Georges Seurat developed Pointillism (at first called “Divisionism,” now a more technical term) along with Paul Signac as a reaction to both Impressionism and developments in optometric theory. Although Pointillism and Impressionism both contradict the rigid, skill-based values of Neoclassicism, the two movements are also, in some ways, complete opposites. Impressionist artists like Claude Monet and Pierre-Auguste Renoir sought to capture fleeting, ephemeral moments of light by painting outdoors, not producing sketches or underpaintings, and using loose, thick brushstrokes. Seurat and Signac wanted, instead, to apply extremely precise, calculated, tiny dots of color, believing that the color could mix in the viewers’ eyes and brains instead of on the artist’s palate. (Of course, just looking at a Pointillist work shows that the color theory behind it does not exactly hold true.) Instead of using color to capture the quick, bustling nature of modern society, Seurat slowed down the contemporary subject like a Renaissance or Neoclassical painter might. In this way, his and Signac’s works rejected most contemporary avant-garde modes of painting, and instead, through the meticulous academic-ness of Neoclassical painting, forged a new avant-garde. This is all well and good, and explains why the movement’s artists have been canonized, but why is this particular Pointillism work so well-regarded?
“A world from which life and music are banished”

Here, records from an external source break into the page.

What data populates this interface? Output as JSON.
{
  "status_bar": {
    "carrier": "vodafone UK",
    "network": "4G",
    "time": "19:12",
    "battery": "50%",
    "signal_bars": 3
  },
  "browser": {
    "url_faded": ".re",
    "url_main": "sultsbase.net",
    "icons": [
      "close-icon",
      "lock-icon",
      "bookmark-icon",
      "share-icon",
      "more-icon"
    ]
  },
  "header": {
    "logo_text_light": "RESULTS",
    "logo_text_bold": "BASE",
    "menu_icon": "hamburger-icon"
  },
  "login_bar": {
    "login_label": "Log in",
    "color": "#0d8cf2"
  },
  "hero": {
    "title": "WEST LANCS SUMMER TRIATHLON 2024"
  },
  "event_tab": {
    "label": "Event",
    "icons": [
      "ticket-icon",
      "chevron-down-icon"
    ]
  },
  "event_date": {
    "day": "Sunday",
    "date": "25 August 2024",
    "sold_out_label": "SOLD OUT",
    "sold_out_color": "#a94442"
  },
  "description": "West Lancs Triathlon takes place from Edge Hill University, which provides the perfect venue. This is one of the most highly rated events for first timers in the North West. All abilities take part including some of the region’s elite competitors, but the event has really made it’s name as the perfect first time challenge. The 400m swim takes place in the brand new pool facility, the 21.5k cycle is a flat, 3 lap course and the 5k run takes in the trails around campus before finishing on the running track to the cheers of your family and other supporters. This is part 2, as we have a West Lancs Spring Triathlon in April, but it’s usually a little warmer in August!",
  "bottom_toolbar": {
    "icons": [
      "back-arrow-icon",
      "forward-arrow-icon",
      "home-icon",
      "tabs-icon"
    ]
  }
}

While a superficial glance at the painting might give the impression of, well, a lovely Sunday afternoon, critics have seen something more interesting. In the 1920s, Roger Fry, an art critic and painter who coined the term “Post-Impressionism,” wrote that A Sunday Afternoon showed “a world from which life and music are banished and all is fixed forever in its geometry,” solidifying a critical understanding of the scene as entirely dystopic. The painting demonstrates a tension in 19th century France directly resulting from capitalism: the emergence of a middle class allowed many people to afford newly reproducible fancy clothes, and days of leisure in the park. But the figures in A Sunday Afternoon have lost their identity, and show no joy in their newfound leisure-time. Furthermore, they do not interact with each other, and show no unity that a socialist utopia promises.
In the 1950s, Ernst Bloch took this reading further, arguing that along with the figures’ stagnant nature, the static, mechanical, and uniformity of the dots were used to critique the effects of modernisation on French society. Other critics have even noted that Seurat was likely inspired by symbolist, dream-like paintings that defy a time period or place, like those by Pierre Puvis de Chavannes. In Seurat’s work, however, the time period and location are aggressively clear, if not by the subject’s dress than by the painting’s title. By this logic, Seurat shows how an industrialized society inverts the utopic, timeless pastoral scene we often see in paintings.
There’s always room for debate
As with any work of art that’s been studied for over a century, there is no pure consensus on A Sunday Afternoon. The scholars who have ventured to publish their positions usually take nuanced, sometimes contradictory understandings of it. For example: if Seurat’s technique is meant to critique modern society, and represent something negative, why would he paint nearly every painting in this way? Without denying societal critique in Seurat’s work, Linda Nochlin argues that Pointillism actually functioned for Seurat as a democratized mode of painting—a scientific method that anyone could produce. Like the other works we’ve covered in this series, A Sunday Afternoon’s fame has as much to do with a long history of viewers debating and dissecting the work and the artist as it does with the actual quality of the work, or the visual joy it brings its viewers.
Further Reading: Quick’s Virginia Woolf, Roger Fry and Post-Impressionism (1985), and Nochlin’s Seurat’s Grande Jatte: An Anti-Utopian Allegory (1989).